ACTIVITY: What you submit must be an exact copy of the listing below, with no images in it.

WORKING DATA:
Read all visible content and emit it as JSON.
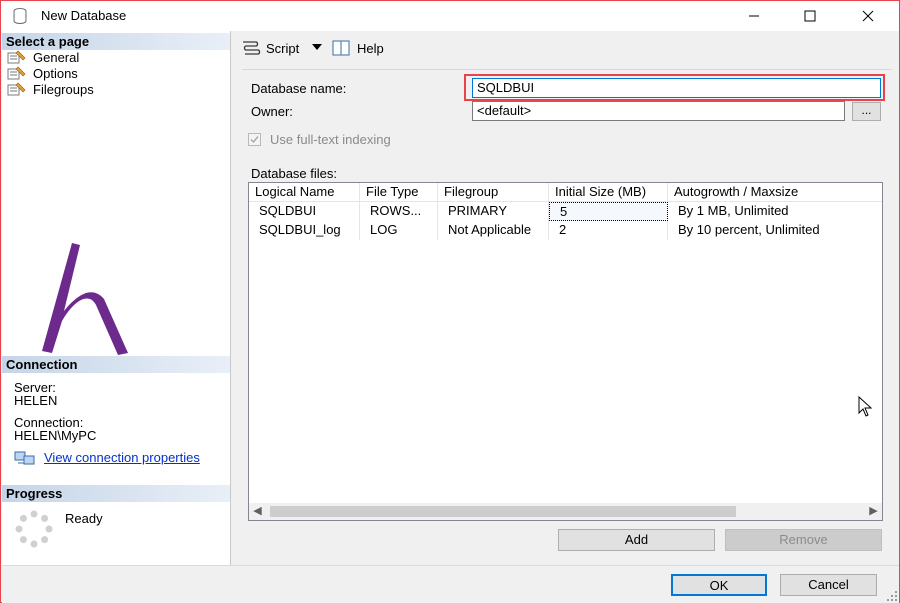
{
  "window": {
    "title": "New Database",
    "icon": "database-icon",
    "controls": [
      "minimize-icon",
      "maximize-icon",
      "close-icon"
    ]
  },
  "left_pane": {
    "select_page_header": "Select a page",
    "pages": [
      {
        "label": "General",
        "icon": "page-wrench-icon"
      },
      {
        "label": "Options",
        "icon": "page-wrench-icon"
      },
      {
        "label": "Filegroups",
        "icon": "page-wrench-icon"
      }
    ],
    "connection": {
      "header": "Connection",
      "server_label": "Server:",
      "server_value": "HELEN",
      "connection_label": "Connection:",
      "connection_value": "HELEN\\MyPC",
      "link": "View connection properties",
      "link_icon": "connection-properties-icon"
    },
    "progress": {
      "header": "Progress",
      "status": "Ready",
      "icon": "spinner-icon"
    }
  },
  "toolbar": {
    "script_label": "Script",
    "script_icon": "script-icon",
    "dropdown_icon": "chevron-down-icon",
    "help_label": "Help",
    "help_icon": "help-icon"
  },
  "general": {
    "database_name_label": "Database name:",
    "database_name_value": "SQLDBUI",
    "owner_label": "Owner:",
    "owner_value": "<default>",
    "browse_label": "...",
    "fulltext_label": "Use full-text indexing",
    "fulltext_checked": true,
    "database_files_label": "Database files:"
  },
  "files_grid": {
    "columns": [
      "Logical Name",
      "File Type",
      "Filegroup",
      "Initial Size (MB)",
      "Autogrowth / Maxsize"
    ],
    "rows": [
      [
        "SQLDBUI",
        "ROWS...",
        "PRIMARY",
        "5",
        "By 1 MB, Unlimited"
      ],
      [
        "SQLDBUI_log",
        "LOG",
        "Not Applicable",
        "2",
        "By 10 percent, Unlimited"
      ]
    ]
  },
  "grid_buttons": {
    "add": "Add",
    "remove": "Remove"
  },
  "footer": {
    "ok": "OK",
    "cancel": "Cancel"
  },
  "colors": {
    "highlight": "#e8434d",
    "logo": "#6b2a8c",
    "link": "#0033cc",
    "focus": "#0078d7"
  }
}
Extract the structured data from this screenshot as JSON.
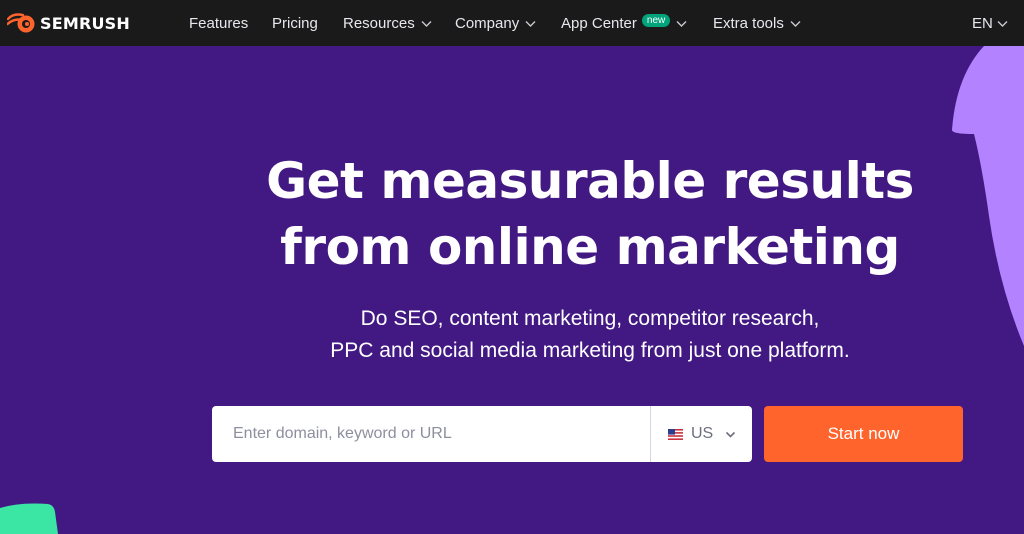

RESPONSE BELOW:
Read all visible content and emit it as JSON.
{
  "window": {
    "title": "New Database",
    "icon": "database-icon",
    "controls": [
      "minimize-icon",
      "maximize-icon",
      "close-icon"
    ]
  },
  "left_pane": {
    "select_page_header": "Select a page",
    "pages": [
      {
        "label": "General",
        "icon": "page-wrench-icon"
      },
      {
        "label": "Options",
        "icon": "page-wrench-icon"
      },
      {
        "label": "Filegroups",
        "icon": "page-wrench-icon"
      }
    ],
    "connection": {
      "header": "Connection",
      "server_label": "Server:",
      "server_value": "HELEN",
      "connection_label": "Connection:",
      "connection_value": "HELEN\\MyPC",
      "link": "View connection properties",
      "link_icon": "connection-properties-icon"
    },
    "progress": {
      "header": "Progress",
      "status": "Ready",
      "icon": "spinner-icon"
    }
  },
  "toolbar": {
    "script_label": "Script",
    "script_icon": "script-icon",
    "dropdown_icon": "chevron-down-icon",
    "help_label": "Help",
    "help_icon": "help-icon"
  },
  "general": {
    "database_name_label": "Database name:",
    "database_name_value": "SQLDBUI",
    "owner_label": "Owner:",
    "owner_value": "<default>",
    "browse_label": "...",
    "fulltext_label": "Use full-text indexing",
    "fulltext_checked": true,
    "database_files_label": "Database files:"
  },
  "files_grid": {
    "columns": [
      "Logical Name",
      "File Type",
      "Filegroup",
      "Initial Size (MB)",
      "Autogrowth / Maxsize"
    ],
    "rows": [
      [
        "SQLDBUI",
        "ROWS...",
        "PRIMARY",
        "5",
        "By 1 MB, Unlimited"
      ],
      [
        "SQLDBUI_log",
        "LOG",
        "Not Applicable",
        "2",
        "By 10 percent, Unlimited"
      ]
    ]
  },
  "grid_buttons": {
    "add": "Add",
    "remove": "Remove"
  },
  "footer": {
    "ok": "OK",
    "cancel": "Cancel"
  },
  "colors": {
    "highlight": "#e8434d",
    "logo": "#6b2a8c",
    "link": "#0033cc",
    "focus": "#0078d7"
  }
}
Extract the structured data from this screenshot as JSON.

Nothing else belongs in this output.